**Task brief**
Retype the records in full, and please keep the pictures out of the copy.

**Data for analysis**
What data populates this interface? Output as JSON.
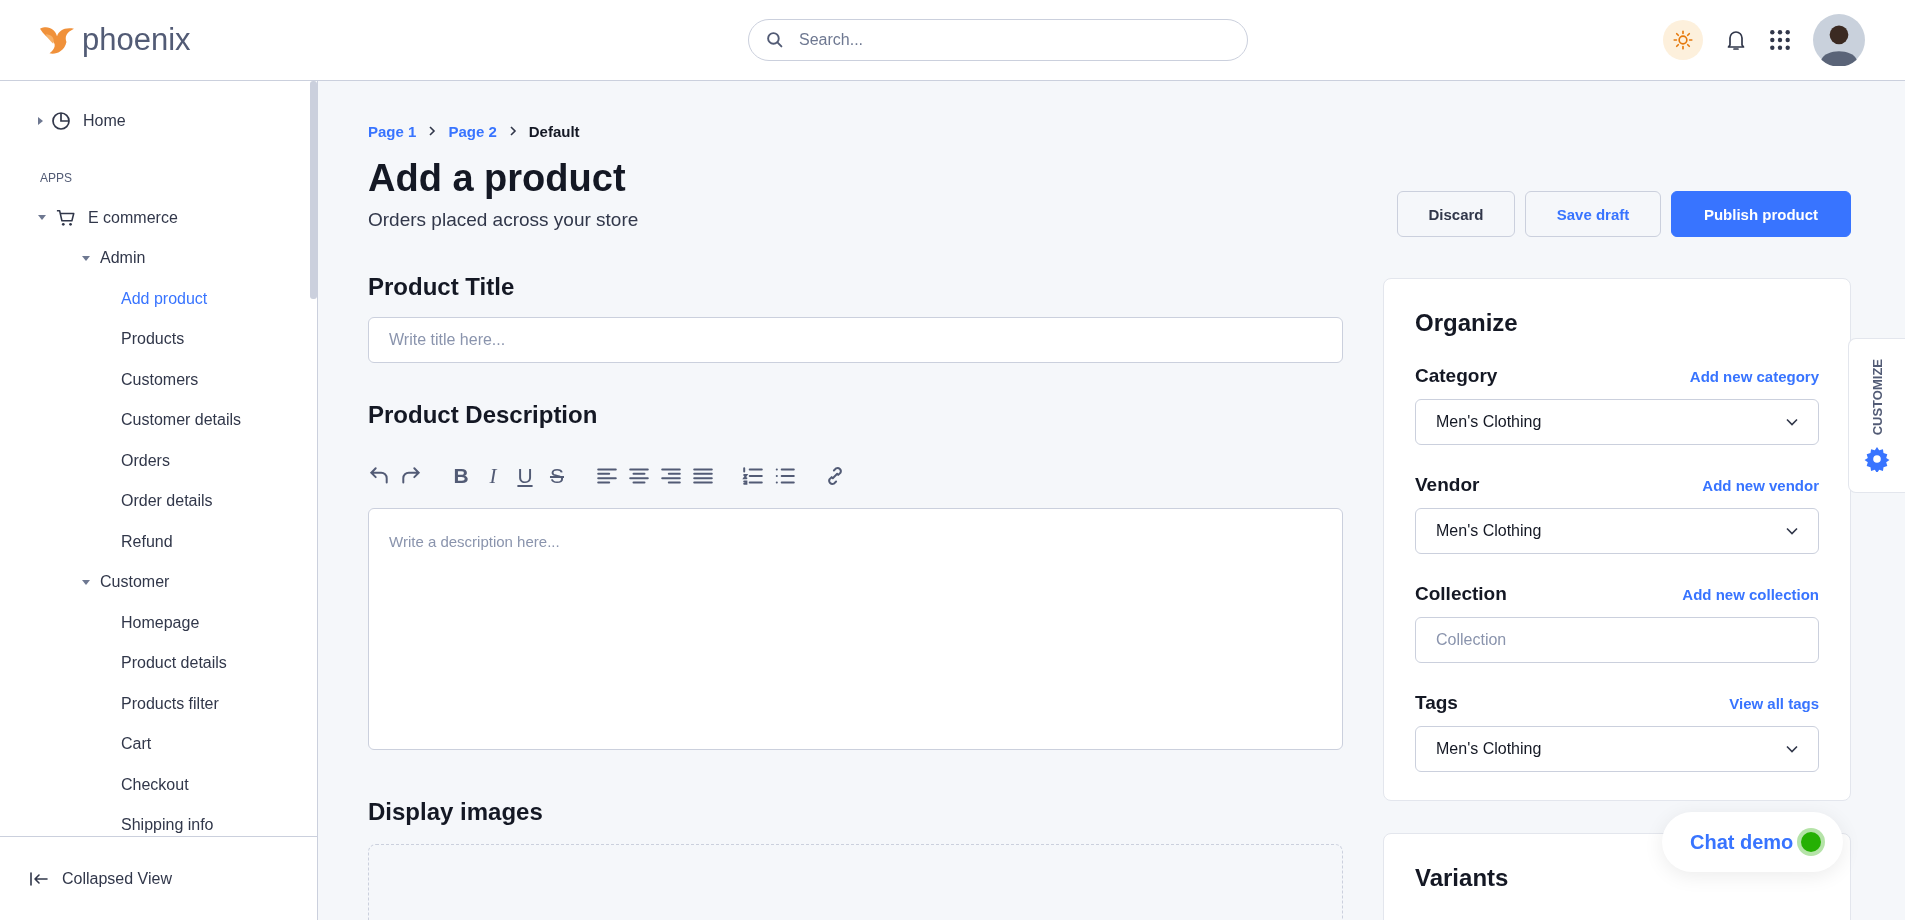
{
  "header": {
    "logo": "phoenix",
    "search": {
      "placeholder": "Search..."
    }
  },
  "sidebar": {
    "items": [
      {
        "label": "Home",
        "expanded": false,
        "selected": false
      },
      {
        "kind": "section",
        "label": "APPS"
      },
      {
        "label": "E commerce",
        "expanded": true,
        "selected": false,
        "children": [
          {
            "label": "Admin",
            "expanded": true,
            "selected": false,
            "children": [
              {
                "label": "Add product",
                "selected": true
              },
              {
                "label": "Products",
                "selected": false
              },
              {
                "label": "Customers",
                "selected": false
              },
              {
                "label": "Customer details",
                "selected": false
              },
              {
                "label": "Orders",
                "selected": false
              },
              {
                "label": "Order details",
                "selected": false
              },
              {
                "label": "Refund",
                "selected": false
              }
            ]
          },
          {
            "label": "Customer",
            "expanded": true,
            "selected": false,
            "children": [
              {
                "label": "Homepage",
                "selected": false
              },
              {
                "label": "Product details",
                "selected": false
              },
              {
                "label": "Products filter",
                "selected": false
              },
              {
                "label": "Cart",
                "selected": false
              },
              {
                "label": "Checkout",
                "selected": false
              },
              {
                "label": "Shipping info",
                "selected": false
              }
            ]
          }
        ]
      }
    ],
    "footer": "Collapsed View"
  },
  "breadcrumb": [
    "Page 1",
    "Page 2",
    "Default"
  ],
  "page": {
    "title": "Add a product",
    "subtitle": "Orders placed across your store",
    "buttons": [
      {
        "label": "Discard",
        "kind": "plain"
      },
      {
        "label": "Save draft",
        "kind": "link"
      },
      {
        "label": "Publish product",
        "kind": "primary"
      }
    ]
  },
  "product_title": {
    "heading": "Product Title",
    "placeholder": "Write title here..."
  },
  "description": {
    "heading": "Product Description",
    "format_buttons": [
      "B",
      "I",
      "U",
      "S"
    ],
    "placeholder": "Write a description here..."
  },
  "display_images": {
    "heading": "Display images"
  },
  "organize": {
    "title": "Organize",
    "fields": [
      {
        "label": "Category",
        "link": "Add new category",
        "kind": "select",
        "value": "Men's Clothing"
      },
      {
        "label": "Vendor",
        "link": "Add new vendor",
        "kind": "select",
        "value": "Men's Clothing"
      },
      {
        "label": "Collection",
        "link": "Add new collection",
        "kind": "input",
        "placeholder": "Collection"
      },
      {
        "label": "Tags",
        "link": "View all tags",
        "kind": "select",
        "value": "Men's Clothing"
      }
    ]
  },
  "variants": {
    "title": "Variants"
  },
  "customize_tab": "CUSTOMIZE",
  "chat": {
    "label": "Chat demo",
    "online": true
  }
}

**Answer to the problem**
What data populates this interface? Output as JSON.
{
  "header": {
    "logo": "phoenix",
    "search": {
      "placeholder": "Search..."
    }
  },
  "sidebar": {
    "items": [
      {
        "label": "Home",
        "expanded": false,
        "selected": false
      },
      {
        "kind": "section",
        "label": "APPS"
      },
      {
        "label": "E commerce",
        "expanded": true,
        "selected": false,
        "children": [
          {
            "label": "Admin",
            "expanded": true,
            "selected": false,
            "children": [
              {
                "label": "Add product",
                "selected": true
              },
              {
                "label": "Products",
                "selected": false
              },
              {
                "label": "Customers",
                "selected": false
              },
              {
                "label": "Customer details",
                "selected": false
              },
              {
                "label": "Orders",
                "selected": false
              },
              {
                "label": "Order details",
                "selected": false
              },
              {
                "label": "Refund",
                "selected": false
              }
            ]
          },
          {
            "label": "Customer",
            "expanded": true,
            "selected": false,
            "children": [
              {
                "label": "Homepage",
                "selected": false
              },
              {
                "label": "Product details",
                "selected": false
              },
              {
                "label": "Products filter",
                "selected": false
              },
              {
                "label": "Cart",
                "selected": false
              },
              {
                "label": "Checkout",
                "selected": false
              },
              {
                "label": "Shipping info",
                "selected": false
              }
            ]
          }
        ]
      }
    ],
    "footer": "Collapsed View"
  },
  "breadcrumb": [
    "Page 1",
    "Page 2",
    "Default"
  ],
  "page": {
    "title": "Add a product",
    "subtitle": "Orders placed across your store",
    "buttons": [
      {
        "label": "Discard",
        "kind": "plain"
      },
      {
        "label": "Save draft",
        "kind": "link"
      },
      {
        "label": "Publish product",
        "kind": "primary"
      }
    ]
  },
  "product_title": {
    "heading": "Product Title",
    "placeholder": "Write title here..."
  },
  "description": {
    "heading": "Product Description",
    "format_buttons": [
      "B",
      "I",
      "U",
      "S"
    ],
    "placeholder": "Write a description here..."
  },
  "display_images": {
    "heading": "Display images"
  },
  "organize": {
    "title": "Organize",
    "fields": [
      {
        "label": "Category",
        "link": "Add new category",
        "kind": "select",
        "value": "Men's Clothing"
      },
      {
        "label": "Vendor",
        "link": "Add new vendor",
        "kind": "select",
        "value": "Men's Clothing"
      },
      {
        "label": "Collection",
        "link": "Add new collection",
        "kind": "input",
        "placeholder": "Collection"
      },
      {
        "label": "Tags",
        "link": "View all tags",
        "kind": "select",
        "value": "Men's Clothing"
      }
    ]
  },
  "variants": {
    "title": "Variants"
  },
  "customize_tab": "CUSTOMIZE",
  "chat": {
    "label": "Chat demo",
    "online": true
  }
}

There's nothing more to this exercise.